journal contributionposted on 01.09.2017 by E.J.M. Blokker, P.W.M.H. Smeets
Any type of content formally published in an academic journal, usually following a peer-review process.

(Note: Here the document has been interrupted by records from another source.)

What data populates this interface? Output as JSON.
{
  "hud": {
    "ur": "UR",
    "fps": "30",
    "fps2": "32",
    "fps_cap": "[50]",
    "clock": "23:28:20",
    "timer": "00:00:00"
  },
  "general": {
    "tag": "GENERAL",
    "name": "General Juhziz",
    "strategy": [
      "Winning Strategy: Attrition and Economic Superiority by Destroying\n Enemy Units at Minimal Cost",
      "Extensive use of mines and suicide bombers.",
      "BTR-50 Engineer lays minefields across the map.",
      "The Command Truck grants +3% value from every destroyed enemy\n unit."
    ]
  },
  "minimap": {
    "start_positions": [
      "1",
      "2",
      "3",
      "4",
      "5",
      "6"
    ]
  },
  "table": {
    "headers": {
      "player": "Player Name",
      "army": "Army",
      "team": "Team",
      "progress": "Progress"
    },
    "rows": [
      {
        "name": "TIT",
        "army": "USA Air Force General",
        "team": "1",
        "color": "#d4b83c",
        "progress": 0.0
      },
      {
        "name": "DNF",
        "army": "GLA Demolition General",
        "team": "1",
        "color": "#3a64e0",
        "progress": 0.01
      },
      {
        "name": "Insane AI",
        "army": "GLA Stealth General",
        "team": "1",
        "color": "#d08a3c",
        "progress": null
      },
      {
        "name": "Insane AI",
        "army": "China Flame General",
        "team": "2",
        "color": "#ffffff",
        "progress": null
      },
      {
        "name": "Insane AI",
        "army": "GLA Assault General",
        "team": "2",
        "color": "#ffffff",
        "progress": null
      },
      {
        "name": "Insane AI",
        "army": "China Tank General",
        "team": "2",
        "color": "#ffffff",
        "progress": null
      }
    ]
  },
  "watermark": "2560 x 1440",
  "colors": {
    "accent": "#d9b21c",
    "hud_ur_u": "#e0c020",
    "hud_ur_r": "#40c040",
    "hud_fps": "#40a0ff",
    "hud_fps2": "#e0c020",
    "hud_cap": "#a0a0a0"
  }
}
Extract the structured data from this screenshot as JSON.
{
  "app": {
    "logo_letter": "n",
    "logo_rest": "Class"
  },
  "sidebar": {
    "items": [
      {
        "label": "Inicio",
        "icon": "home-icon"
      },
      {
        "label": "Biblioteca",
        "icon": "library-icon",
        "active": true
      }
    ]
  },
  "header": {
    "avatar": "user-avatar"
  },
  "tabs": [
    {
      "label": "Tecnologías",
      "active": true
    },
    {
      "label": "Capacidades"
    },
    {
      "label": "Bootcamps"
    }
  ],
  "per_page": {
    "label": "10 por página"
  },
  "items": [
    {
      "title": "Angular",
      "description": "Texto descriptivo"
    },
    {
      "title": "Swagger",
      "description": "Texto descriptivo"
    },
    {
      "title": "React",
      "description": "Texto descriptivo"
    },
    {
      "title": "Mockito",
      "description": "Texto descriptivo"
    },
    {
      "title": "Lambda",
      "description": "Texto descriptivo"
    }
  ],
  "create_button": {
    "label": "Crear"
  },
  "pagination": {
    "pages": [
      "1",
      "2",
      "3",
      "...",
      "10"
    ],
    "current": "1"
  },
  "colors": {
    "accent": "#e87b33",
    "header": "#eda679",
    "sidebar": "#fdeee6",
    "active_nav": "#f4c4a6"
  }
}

Water companies may perform a quantitative microbial risk assessment to verify that the produced water is safe to drink. However, in the drinking water distribution system (DWDS) a faecal contamination may occur when the integrity of the system is broken. Therefore a similar verification of water safety during distribution is desirable, however challenging due to the complexity and extent of the network. Currently verification consists of regulatory 100 ml samples for E.coli and enterococci analyses at the consumer tap. The drawbacks are that not all contaminations are detected and analysis results take 24 to 48 hours, before action can be taken. Automated analysers that take a sample and analyse it on location within a few hours are now available and can act as online sensors for faecal contamination. This allows a much faster response when a contamination is detected. In this study a hydraulic model was run with many contamination scenario’s and sensor networks to quantify the resulting exposure of consumes to pathogens. The resulting infection risk was then determined with a previously developed QMRA model for distribution systems. It was shown that a boil water notice within hours instead of days can significantly reduce the infection risk. Next to reducing infection risk, these automated analysers can help to better assess infection risk levels and enable more flexibility in network maintenance.